Adriana La Cerva Armstrong a.k.a. Ade was born on June 3, 2014. It’s ironic that she was born to a feral mutt in a bramble bush on Smith Street, yet I know the exact day her eyes opened. I met her when she was one week old, living in a muddy, trash-littered backyard with her seven litter mates. She’s been in my life ever since. It took three weeks of fostering her before I fell in love and decided to adopt her, officially earning the title of foster failure.
I had big dreams for Adriana, meaning I thought she’d turn into a sixty-plus-pound dog, but she weighs twenty-eight pounds soaking wet. Somehow, I always end up with the runts.
As far as personality, she’s pure tomboy, spending most afternoons outside digging for worms, hunting moles, chewing up sticks, or roughhousing. Although she’s tight with everyone in the pack, she wrestles with the biggest dogs the most. She holds her own, too. Mason and I have watched her drag Rosie, a dog double her size, across the floor by the collar multiple times.

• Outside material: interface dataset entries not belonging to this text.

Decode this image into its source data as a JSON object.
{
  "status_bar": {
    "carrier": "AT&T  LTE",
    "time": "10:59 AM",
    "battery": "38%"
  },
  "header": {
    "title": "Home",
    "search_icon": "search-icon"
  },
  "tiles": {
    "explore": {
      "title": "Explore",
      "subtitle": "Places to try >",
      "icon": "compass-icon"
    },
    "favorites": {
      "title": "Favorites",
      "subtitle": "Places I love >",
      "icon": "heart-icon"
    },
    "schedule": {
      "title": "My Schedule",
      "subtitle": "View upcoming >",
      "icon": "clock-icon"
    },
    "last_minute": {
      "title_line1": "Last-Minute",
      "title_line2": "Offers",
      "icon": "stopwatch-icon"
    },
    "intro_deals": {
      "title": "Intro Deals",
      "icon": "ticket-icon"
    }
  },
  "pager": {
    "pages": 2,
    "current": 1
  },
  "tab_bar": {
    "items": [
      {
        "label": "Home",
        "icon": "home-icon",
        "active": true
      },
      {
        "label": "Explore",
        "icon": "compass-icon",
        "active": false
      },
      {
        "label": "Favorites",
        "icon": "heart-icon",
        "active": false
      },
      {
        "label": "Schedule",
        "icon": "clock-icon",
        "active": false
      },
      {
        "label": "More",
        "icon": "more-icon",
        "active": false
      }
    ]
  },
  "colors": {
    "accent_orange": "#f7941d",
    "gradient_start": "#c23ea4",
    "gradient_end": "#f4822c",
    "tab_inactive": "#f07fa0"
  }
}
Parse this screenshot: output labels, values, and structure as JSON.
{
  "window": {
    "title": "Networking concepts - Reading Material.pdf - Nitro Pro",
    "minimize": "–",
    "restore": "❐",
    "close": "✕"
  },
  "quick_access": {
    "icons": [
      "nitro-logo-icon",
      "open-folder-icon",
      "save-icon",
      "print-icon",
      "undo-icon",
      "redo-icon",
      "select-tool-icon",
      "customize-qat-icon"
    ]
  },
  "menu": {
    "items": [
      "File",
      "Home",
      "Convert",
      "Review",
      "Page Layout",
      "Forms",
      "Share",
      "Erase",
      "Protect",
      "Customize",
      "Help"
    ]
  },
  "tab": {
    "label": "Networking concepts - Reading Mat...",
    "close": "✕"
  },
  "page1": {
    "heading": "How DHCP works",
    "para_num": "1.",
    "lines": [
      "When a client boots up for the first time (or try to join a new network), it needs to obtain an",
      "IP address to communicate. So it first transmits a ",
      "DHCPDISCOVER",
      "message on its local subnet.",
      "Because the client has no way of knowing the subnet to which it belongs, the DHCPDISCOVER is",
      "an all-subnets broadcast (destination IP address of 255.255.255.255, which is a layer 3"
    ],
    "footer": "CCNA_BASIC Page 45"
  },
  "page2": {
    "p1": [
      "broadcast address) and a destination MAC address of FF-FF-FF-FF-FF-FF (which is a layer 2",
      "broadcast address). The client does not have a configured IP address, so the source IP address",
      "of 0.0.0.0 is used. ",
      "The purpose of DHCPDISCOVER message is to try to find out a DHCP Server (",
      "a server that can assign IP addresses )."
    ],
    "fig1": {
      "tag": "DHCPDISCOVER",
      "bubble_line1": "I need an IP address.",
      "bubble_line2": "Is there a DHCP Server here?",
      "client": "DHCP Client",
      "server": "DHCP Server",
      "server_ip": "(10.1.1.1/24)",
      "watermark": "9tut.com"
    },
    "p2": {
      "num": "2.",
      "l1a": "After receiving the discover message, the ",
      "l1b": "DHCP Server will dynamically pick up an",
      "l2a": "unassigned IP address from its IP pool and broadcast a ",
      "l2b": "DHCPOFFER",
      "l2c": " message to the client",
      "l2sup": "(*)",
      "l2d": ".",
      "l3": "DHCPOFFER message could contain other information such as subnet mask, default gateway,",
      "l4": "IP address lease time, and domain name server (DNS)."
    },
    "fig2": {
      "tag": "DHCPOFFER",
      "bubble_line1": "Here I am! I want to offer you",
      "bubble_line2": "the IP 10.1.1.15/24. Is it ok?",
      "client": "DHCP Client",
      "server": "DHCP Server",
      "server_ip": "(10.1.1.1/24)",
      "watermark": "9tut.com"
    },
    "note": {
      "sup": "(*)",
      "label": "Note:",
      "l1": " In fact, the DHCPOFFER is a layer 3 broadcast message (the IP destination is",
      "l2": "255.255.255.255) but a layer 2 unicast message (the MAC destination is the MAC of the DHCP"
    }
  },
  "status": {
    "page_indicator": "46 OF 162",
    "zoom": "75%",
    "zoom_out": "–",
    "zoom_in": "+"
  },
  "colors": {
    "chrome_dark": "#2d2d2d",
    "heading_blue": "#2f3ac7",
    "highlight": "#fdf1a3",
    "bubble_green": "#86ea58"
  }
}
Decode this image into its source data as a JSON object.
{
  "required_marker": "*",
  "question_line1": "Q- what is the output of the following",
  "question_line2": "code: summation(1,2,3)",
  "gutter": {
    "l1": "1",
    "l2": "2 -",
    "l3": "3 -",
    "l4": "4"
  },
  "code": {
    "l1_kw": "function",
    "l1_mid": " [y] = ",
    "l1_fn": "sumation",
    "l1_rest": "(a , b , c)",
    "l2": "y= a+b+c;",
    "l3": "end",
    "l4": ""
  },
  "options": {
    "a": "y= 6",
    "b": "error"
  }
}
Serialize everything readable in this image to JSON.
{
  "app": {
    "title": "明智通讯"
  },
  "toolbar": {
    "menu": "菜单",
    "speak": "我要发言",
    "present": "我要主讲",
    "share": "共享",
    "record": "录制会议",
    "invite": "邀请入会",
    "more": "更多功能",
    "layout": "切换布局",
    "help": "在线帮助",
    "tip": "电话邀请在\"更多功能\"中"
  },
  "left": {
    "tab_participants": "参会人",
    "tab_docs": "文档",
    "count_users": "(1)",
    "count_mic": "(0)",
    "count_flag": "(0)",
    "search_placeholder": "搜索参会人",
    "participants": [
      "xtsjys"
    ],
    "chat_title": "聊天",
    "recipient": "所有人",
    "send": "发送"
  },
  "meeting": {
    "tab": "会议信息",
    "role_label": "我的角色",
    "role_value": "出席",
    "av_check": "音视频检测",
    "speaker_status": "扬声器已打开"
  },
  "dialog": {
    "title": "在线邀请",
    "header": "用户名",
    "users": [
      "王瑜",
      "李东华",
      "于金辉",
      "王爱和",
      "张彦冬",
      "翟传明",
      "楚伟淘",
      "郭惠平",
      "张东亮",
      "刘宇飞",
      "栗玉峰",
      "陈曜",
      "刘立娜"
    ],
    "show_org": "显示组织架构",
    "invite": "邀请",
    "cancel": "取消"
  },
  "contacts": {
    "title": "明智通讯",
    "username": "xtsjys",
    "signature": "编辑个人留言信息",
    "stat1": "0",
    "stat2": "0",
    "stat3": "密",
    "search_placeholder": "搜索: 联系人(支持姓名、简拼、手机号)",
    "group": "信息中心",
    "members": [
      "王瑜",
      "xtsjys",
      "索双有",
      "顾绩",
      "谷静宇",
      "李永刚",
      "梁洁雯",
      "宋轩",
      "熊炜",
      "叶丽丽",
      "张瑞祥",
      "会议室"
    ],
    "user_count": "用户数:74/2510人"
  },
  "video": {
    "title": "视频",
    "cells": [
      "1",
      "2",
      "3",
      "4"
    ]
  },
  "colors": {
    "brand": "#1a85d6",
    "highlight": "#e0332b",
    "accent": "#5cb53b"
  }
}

Even with all her tomboy ways, she still has moments of pure sweetness. She likes crawling up in laundry fresh from the dryer or cuddling for naps with any cat, human, or canine. At night she sleeps under the covers, worming her way between Mason and I, so that when we wake up she’s squashed between us. Throughout the day, she’ll peek her head into the office to check on me. I think she has grave concerns about my stationary work. At times she stops to lick my toes or nibble on my finger, as though inviting me to play. I’ve never seen her hurt anything besides flies and moles.
Ade isn’t perfect by any means. Even though I’ve been socializing her since she was six weeks old, she’s still timid around people, probably because we live in the middle of nowhere and don’t see a lot of humans unless we drive to town. She’s great on a leash if I’m walking her, but she’ll take advantage of any poor sucker that doesn’t act like a leader. She barks more than we want.
I think what I love the most about Ade is her independence. Moments like right now, late afternoon, cloudy, and humid. All other six dogs are asleep by my feet or on the couch with Mason watching a NCIS rerun, but not Ade. Through my office window, I see her wandering the fence line, stopping to munch on a chestnut or eat the wild blackberries growing through the chain links. Occasionally, she’ll come across a forgotten tennis ball or rope toy, snatch it up and sprint across the yard, having the time of her life. I couldn’t have asked for a better companion. Adriana is living proof that sometimes being a foster failure is worth it.